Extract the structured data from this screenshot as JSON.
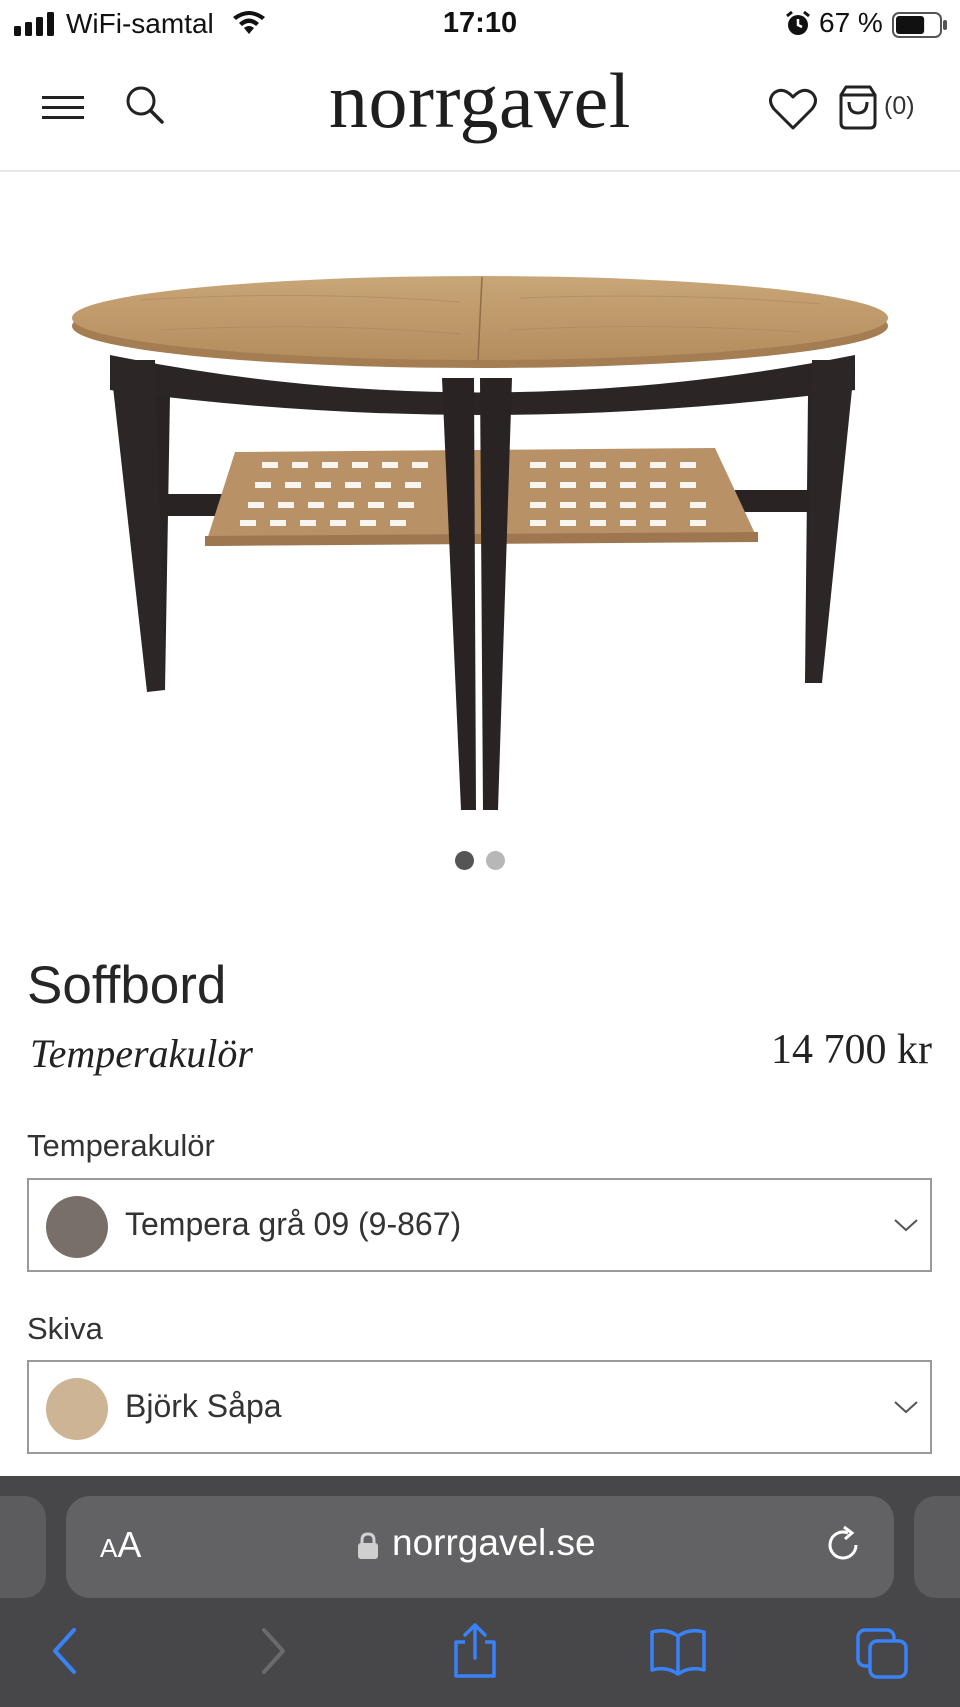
{
  "status_bar": {
    "carrier": "WiFi-samtal",
    "time": "17:10",
    "battery_text": "67 %",
    "battery_level": 0.67
  },
  "header": {
    "logo": "norrgavel",
    "cart_count": "(0)",
    "icons": [
      "menu-icon",
      "search-icon",
      "heart-icon",
      "shopping-bag-icon"
    ]
  },
  "gallery": {
    "current_index": 1,
    "total": 2,
    "colors": {
      "active": "#555555",
      "inactive": "#b7b7b7"
    }
  },
  "product": {
    "title": "Soffbord",
    "subtitle": "Temperakulör",
    "price": "14 700 kr"
  },
  "options": [
    {
      "label": "Temperakulör",
      "value": "Tempera grå 09 (9-867)",
      "swatch_color": "#787068"
    },
    {
      "label": "Skiva",
      "value": "Björk Såpa",
      "swatch_color": "#cdb494"
    }
  ],
  "browser": {
    "aa_small": "A",
    "aa_big": "A",
    "url": "norrgavel.se",
    "toolbar_icons": [
      "back-icon",
      "forward-icon",
      "share-icon",
      "bookmarks-icon",
      "tabs-icon"
    ],
    "accent": "#3a82f7"
  }
}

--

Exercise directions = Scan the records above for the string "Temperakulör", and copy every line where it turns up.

Written solution =
    "subtitle": "Temperakulör",
      "label": "Temperakulör",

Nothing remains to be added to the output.